Dataset rows for apps and sites:
★ ★ ★

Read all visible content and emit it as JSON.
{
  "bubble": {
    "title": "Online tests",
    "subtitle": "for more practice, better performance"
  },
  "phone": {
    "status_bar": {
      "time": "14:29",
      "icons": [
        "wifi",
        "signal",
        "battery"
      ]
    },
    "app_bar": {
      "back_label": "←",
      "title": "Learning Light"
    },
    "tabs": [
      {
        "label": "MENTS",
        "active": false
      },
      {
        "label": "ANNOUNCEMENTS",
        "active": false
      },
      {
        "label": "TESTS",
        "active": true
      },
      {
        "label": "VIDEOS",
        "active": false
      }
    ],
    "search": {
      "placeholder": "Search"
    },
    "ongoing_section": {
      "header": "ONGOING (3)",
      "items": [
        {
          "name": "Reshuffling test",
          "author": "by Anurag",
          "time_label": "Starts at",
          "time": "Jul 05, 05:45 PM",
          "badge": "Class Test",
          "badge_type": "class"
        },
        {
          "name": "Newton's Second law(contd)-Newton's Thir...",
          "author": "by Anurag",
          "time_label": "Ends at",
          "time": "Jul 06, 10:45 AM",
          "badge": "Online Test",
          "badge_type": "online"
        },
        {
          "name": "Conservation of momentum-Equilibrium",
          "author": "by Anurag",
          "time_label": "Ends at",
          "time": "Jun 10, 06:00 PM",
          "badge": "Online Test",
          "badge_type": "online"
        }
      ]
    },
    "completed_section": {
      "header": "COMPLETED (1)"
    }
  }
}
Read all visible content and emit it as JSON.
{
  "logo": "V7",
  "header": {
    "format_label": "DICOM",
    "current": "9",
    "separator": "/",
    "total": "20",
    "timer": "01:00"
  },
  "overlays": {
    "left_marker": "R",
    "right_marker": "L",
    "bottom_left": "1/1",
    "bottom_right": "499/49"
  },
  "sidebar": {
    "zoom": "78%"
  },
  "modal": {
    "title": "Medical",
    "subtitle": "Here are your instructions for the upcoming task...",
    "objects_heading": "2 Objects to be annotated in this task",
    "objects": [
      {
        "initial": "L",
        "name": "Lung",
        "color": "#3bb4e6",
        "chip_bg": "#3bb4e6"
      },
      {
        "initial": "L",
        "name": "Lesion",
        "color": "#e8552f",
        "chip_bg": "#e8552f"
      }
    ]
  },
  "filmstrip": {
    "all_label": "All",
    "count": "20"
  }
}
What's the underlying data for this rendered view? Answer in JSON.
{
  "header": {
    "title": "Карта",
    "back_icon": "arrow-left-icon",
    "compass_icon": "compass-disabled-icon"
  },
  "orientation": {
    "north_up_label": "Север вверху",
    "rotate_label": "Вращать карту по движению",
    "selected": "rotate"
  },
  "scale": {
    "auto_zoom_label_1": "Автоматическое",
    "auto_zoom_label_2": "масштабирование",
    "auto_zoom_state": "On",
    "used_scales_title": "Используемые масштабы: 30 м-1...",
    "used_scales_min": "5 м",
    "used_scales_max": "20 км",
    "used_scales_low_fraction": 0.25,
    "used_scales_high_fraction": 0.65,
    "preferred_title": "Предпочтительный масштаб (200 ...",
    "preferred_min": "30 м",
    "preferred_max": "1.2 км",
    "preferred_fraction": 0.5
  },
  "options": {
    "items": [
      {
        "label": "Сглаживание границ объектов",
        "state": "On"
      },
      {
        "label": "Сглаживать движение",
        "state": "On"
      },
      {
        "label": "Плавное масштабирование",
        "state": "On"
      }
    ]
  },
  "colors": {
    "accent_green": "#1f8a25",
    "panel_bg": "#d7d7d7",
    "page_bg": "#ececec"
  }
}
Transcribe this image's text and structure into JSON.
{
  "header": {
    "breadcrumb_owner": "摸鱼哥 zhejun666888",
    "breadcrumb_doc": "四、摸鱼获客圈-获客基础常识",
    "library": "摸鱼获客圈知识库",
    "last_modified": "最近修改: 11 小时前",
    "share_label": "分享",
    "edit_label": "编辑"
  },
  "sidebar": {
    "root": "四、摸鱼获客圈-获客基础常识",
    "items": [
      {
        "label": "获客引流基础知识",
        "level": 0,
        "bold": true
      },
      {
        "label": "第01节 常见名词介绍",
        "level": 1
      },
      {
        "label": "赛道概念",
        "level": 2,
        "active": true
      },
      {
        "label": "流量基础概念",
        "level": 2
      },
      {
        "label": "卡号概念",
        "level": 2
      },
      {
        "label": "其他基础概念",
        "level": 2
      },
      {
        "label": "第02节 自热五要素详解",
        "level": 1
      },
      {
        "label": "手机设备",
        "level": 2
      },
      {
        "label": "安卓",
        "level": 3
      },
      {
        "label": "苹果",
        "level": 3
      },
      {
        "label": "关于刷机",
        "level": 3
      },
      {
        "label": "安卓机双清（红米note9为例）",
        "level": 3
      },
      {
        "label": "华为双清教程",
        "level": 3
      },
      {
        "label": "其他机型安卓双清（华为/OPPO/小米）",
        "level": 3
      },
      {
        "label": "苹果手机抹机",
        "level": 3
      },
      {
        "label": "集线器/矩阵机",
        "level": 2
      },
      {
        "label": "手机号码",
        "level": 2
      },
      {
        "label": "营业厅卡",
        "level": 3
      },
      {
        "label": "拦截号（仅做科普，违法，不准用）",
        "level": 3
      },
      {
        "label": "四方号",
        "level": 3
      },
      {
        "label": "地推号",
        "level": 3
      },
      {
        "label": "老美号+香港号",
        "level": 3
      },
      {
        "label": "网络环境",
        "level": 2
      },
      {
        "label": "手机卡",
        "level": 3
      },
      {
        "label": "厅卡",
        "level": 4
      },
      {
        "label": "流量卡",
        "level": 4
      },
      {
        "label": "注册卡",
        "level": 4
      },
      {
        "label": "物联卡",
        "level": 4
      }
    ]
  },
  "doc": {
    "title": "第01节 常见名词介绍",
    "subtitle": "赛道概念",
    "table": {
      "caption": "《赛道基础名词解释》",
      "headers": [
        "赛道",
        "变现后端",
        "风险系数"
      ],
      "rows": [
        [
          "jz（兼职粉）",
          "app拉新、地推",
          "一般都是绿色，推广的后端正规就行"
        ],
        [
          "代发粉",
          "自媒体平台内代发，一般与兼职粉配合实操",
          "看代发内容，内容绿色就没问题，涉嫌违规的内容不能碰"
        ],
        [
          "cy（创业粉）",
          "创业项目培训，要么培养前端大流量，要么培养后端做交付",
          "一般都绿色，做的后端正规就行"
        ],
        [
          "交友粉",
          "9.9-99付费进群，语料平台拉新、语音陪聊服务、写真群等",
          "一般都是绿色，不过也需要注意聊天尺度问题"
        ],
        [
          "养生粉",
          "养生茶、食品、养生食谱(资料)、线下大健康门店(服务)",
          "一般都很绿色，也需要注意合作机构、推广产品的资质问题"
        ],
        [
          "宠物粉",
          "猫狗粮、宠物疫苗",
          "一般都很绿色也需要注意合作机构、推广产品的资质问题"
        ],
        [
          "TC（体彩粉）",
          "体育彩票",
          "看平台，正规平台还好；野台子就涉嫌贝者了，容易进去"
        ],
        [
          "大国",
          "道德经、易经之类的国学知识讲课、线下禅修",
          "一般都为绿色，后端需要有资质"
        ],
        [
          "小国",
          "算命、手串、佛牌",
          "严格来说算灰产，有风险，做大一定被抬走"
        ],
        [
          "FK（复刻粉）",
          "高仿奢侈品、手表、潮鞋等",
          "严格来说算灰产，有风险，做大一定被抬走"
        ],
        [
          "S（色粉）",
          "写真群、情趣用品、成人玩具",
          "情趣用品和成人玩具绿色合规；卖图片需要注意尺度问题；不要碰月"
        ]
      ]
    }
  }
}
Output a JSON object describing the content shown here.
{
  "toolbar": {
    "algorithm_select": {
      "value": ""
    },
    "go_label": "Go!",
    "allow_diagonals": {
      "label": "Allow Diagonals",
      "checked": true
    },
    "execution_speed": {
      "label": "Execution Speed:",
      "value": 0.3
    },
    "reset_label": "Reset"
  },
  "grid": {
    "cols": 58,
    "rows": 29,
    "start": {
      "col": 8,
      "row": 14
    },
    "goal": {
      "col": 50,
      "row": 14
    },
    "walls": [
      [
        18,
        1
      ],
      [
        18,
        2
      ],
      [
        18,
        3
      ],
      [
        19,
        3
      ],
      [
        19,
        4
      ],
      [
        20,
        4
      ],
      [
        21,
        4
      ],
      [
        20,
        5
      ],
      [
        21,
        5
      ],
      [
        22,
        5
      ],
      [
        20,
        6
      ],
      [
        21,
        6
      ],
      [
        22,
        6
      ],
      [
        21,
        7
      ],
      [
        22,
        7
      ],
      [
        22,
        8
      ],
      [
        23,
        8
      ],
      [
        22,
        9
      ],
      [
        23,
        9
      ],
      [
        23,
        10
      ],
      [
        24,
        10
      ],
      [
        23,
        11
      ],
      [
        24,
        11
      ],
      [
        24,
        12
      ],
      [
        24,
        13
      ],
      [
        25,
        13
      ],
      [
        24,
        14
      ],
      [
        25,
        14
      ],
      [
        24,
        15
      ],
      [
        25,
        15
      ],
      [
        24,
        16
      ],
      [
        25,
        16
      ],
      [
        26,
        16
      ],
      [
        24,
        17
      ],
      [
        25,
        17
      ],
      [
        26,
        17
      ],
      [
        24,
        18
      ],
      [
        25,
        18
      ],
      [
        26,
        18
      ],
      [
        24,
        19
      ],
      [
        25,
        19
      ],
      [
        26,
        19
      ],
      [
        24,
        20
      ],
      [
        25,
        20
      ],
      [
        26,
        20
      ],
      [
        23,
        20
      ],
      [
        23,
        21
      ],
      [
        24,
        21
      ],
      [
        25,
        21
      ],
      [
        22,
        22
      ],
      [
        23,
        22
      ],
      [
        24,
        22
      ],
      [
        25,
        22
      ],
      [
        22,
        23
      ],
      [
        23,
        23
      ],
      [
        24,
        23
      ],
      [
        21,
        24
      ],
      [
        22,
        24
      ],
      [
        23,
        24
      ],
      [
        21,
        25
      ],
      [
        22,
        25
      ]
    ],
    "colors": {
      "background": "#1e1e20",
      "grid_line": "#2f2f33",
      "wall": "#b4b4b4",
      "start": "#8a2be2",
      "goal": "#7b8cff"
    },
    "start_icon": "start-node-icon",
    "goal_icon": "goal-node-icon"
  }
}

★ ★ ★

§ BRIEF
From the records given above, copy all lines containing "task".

§ RESPONSE BOX
    "subtitle": "Here are your instructions for the upcoming task...",
    "objects_heading": "2 Objects to be annotated in this task",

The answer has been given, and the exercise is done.